◆ PROBLEM DESCRIPTION ◆
Write out the lines below once more, exactly as they appear. Do not include pictures.

Stored records:
%%
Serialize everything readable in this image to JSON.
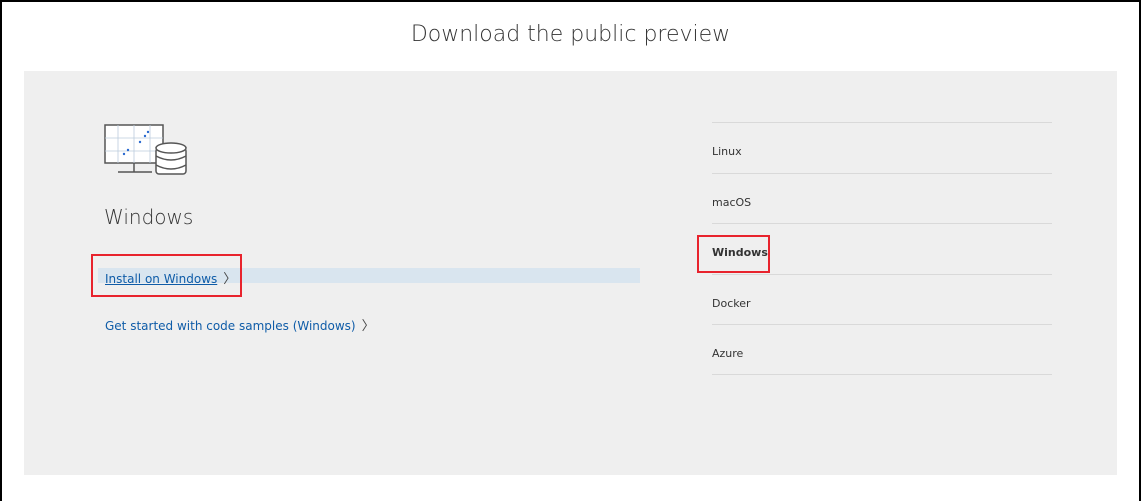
{
  "header": {
    "title": "Download the public preview"
  },
  "selected_os": {
    "icon": "monitor-database-icon",
    "heading": "Windows",
    "install_link": "Install on Windows",
    "samples_link": "Get started with code samples (Windows)",
    "chevron": "〉"
  },
  "os_menu": {
    "items": [
      {
        "label": "Linux"
      },
      {
        "label": "macOS"
      },
      {
        "label": "Windows"
      },
      {
        "label": "Docker"
      },
      {
        "label": "Azure"
      }
    ],
    "active": "Windows"
  },
  "colors": {
    "panel_bg": "#efefef",
    "link": "#0f5ca8",
    "highlight_box": "#e8232d"
  }
}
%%
◆ RESULT FOR THIS EXERCISE ◆
Serialize everything readable in this image to JSON.
{
  "header": {
    "title": "Download the public preview"
  },
  "selected_os": {
    "icon": "monitor-database-icon",
    "heading": "Windows",
    "install_link": "Install on Windows",
    "samples_link": "Get started with code samples (Windows)",
    "chevron": "〉"
  },
  "os_menu": {
    "items": [
      {
        "label": "Linux"
      },
      {
        "label": "macOS"
      },
      {
        "label": "Windows"
      },
      {
        "label": "Docker"
      },
      {
        "label": "Azure"
      }
    ],
    "active": "Windows"
  },
  "colors": {
    "panel_bg": "#efefef",
    "link": "#0f5ca8",
    "highlight_box": "#e8232d"
  }
}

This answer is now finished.